NPR Logo“A couple of years ago, after one of my retro slide shows, this guy came up to me with a copy of one of my books, “Southern California in the ’50s”. It was opened up to the Los Angeles county fair page. He points to this 1955 photo of a dozen bathing suit-clad fair queens perfectly posed in a row on their backs with their legs up in the air and this guy standing behind them. He says, do you know who this guy is? He’s Bill Adrian; he’s the world’s oldest modeling agent, and you have just got to meet him.”

Click here and listen to Charles Phoenix discover the real history and a real person behind one of his many photos.


“THE BIDS GO ON AT CHER MEMORABILIA AUCTION” ON NPR

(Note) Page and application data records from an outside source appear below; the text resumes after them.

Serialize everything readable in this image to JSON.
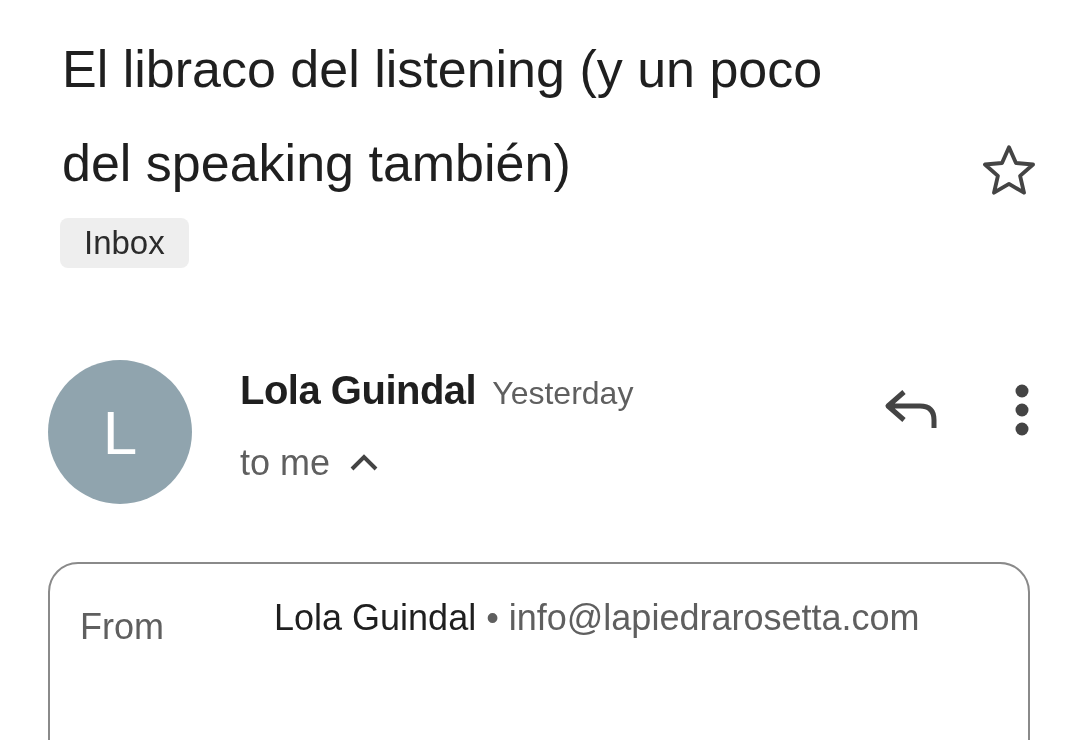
{
  "subject": "El libraco del listening (y un poco del speaking también)",
  "starred": false,
  "label": "Inbox",
  "message": {
    "avatar_letter": "L",
    "sender": "Lola Guindal",
    "time": "Yesterday",
    "recipients": "to me",
    "details_expanded": true
  },
  "details": [
    {
      "label": "From",
      "name": "Lola Guindal",
      "separator": "•",
      "email": "info@lapiedrarosetta.com"
    }
  ]
}
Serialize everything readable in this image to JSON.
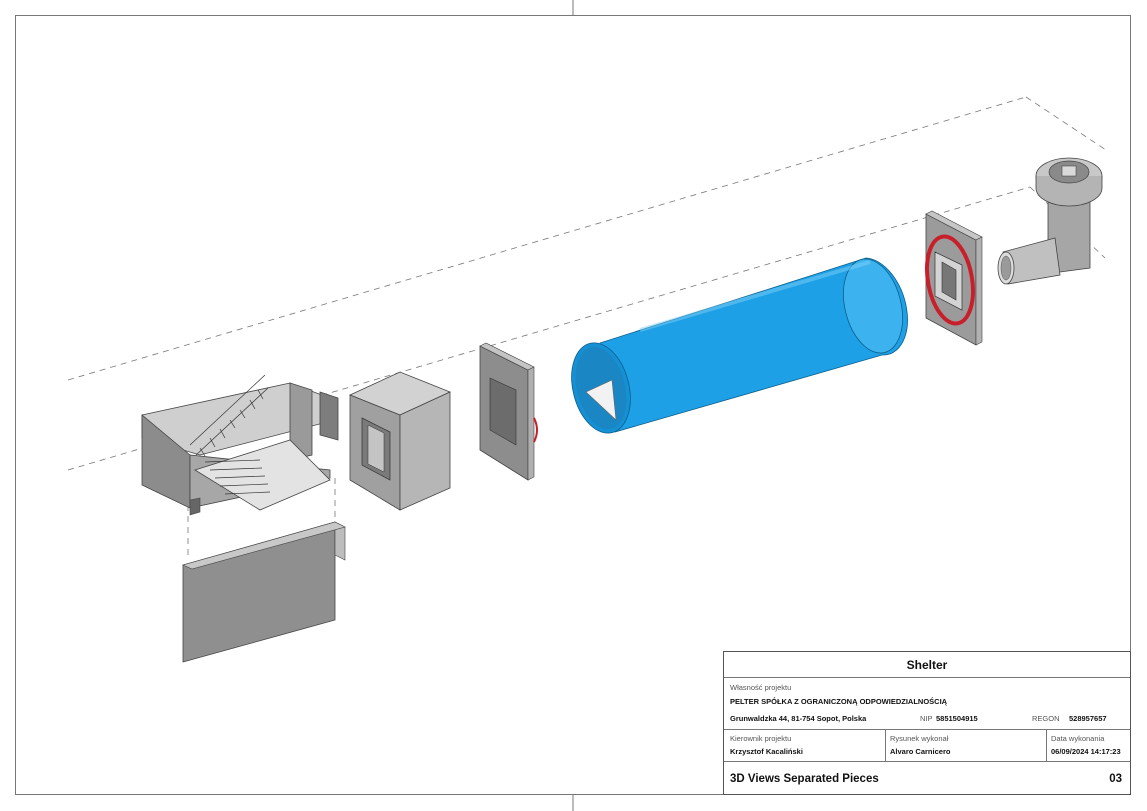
{
  "title_block": {
    "project_name": "Shelter",
    "owner_label": "Własność projektu",
    "owner_name": "PELTER SPÓŁKA Z OGRANICZONĄ ODPOWIEDZIALNOŚCIĄ",
    "address": "Grunwaldzka 44, 81-754 Sopot, Polska",
    "nip_label": "NIP",
    "nip_value": "5851504915",
    "regon_label": "REGON",
    "regon_value": "528957657",
    "manager_label": "Kierownik projektu",
    "manager_name": "Krzysztof Kacaliński",
    "drawn_by_label": "Rysunek wykonał",
    "drawn_by_name": "Alvaro Carnicero",
    "date_label": "Data wykonania",
    "date_value": "06/09/2024 14:17:23",
    "sheet_title": "3D Views Separated Pieces",
    "sheet_number": "03"
  },
  "colors": {
    "pipe_blue": "#1ea0e6",
    "gasket_red": "#c8202a",
    "concrete_gray": "#9a9a9a",
    "line": "#555555"
  }
}
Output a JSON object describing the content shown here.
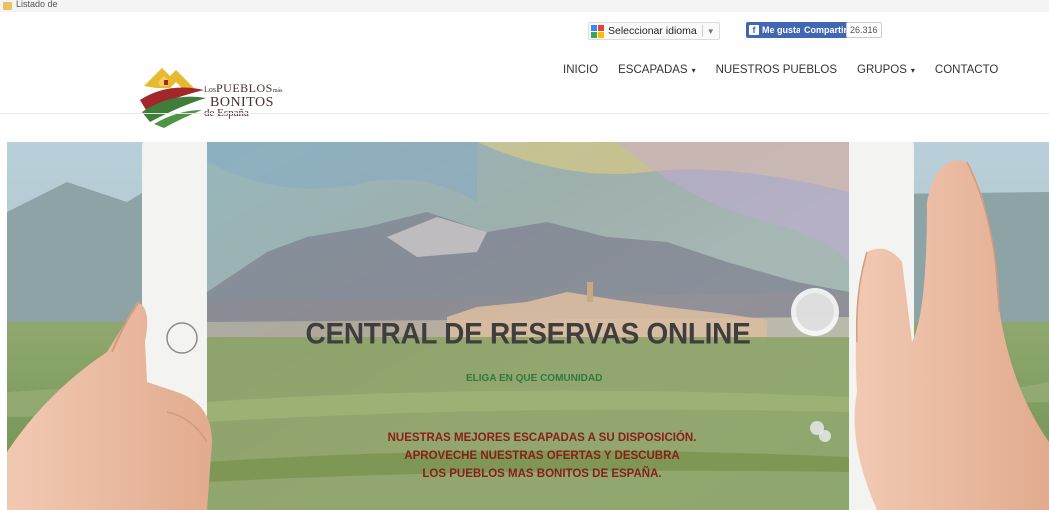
{
  "browser": {
    "tab_text": "Listado de"
  },
  "header": {
    "language_widget": {
      "label": "Seleccionar idioma",
      "arrow": "▼"
    },
    "social": {
      "like_label": "Me gusta",
      "share_label": "Compartir",
      "count": "26.316"
    },
    "nav": [
      {
        "label": "INICIO",
        "has_caret": false
      },
      {
        "label": "ESCAPADAS",
        "has_caret": true
      },
      {
        "label": "NUESTROS PUEBLOS",
        "has_caret": false
      },
      {
        "label": "GRUPOS",
        "has_caret": true
      },
      {
        "label": "CONTACTO",
        "has_caret": false
      }
    ],
    "caret": "▾",
    "logo": {
      "line1_small": "Los",
      "line1_big": "PUEBLOS",
      "line1_suffix": "más",
      "line2": "BONITOS",
      "line3": "de España",
      "colors": {
        "roof": "#e8b92e",
        "green": "#3f7d3a",
        "red": "#a3262a"
      }
    }
  },
  "hero": {
    "title": "CENTRAL DE RESERVAS ONLINE",
    "subtitle": "ELIGA EN QUE COMUNIDAD",
    "promo_lines": [
      "NUESTRAS MEJORES ESCAPADAS A SU DISPOSICIÓN.",
      "APROVECHE NUESTRAS OFERTAS Y DESCUBRA",
      "LOS PUEBLOS MAS BONITOS DE ESPAÑA."
    ]
  }
}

NPR Logo“The costumes are all pure Sonny and Cher, and Cher, and all that — by Bob Mackie, of course. Then all this Goth furniture, and some of it’s not so Goth. It’s kind of a combination between Goth and out-of-control Liberace, maybe a little? I mean, don’t tell Cher I said that.”

Hear the full story here on NPR.


“CLIFTON’S CAFETERIA, SERVING KITSCH SINCE 1935” ON NPR

NPR Logo“Clifton’s Cafeteria is authentic Los Angeles. It is at the corner of Seventh and Broadway. Clifton’s has been here since 1935 and it’s still going strong today… It is not only the grandest cafeteria, it is the largest restaurant in all of Los Angeles. Six hundred people can be seated at once. No other restaurant even comes close.”

Hear Charles talk about this incredibly rare Los Angeles institution here on NPR.


“CHARLES PHOENIX, FINDING KITSCH IN KODACHROME” ON NPR

 

NPR Logo“I wept when I found this slide. I mean, people back then were not taking pictures of where they had dinner. You can see all the neon on all the gas stations going down the street and there’s a corner sign for another, I guess, restaurant or club you can’t see. It’s called the Hawaiian Garden. It says `Entertainment’ and then, in neon, it says `Chicken, Steak and Squab.’ Squab in neon? I challenge you to go out today and find ‘squab’ written on a sign in neon.”

Click here and listen to NPR’s Madeline Brand exploring the slideshows of Charles Phoenix.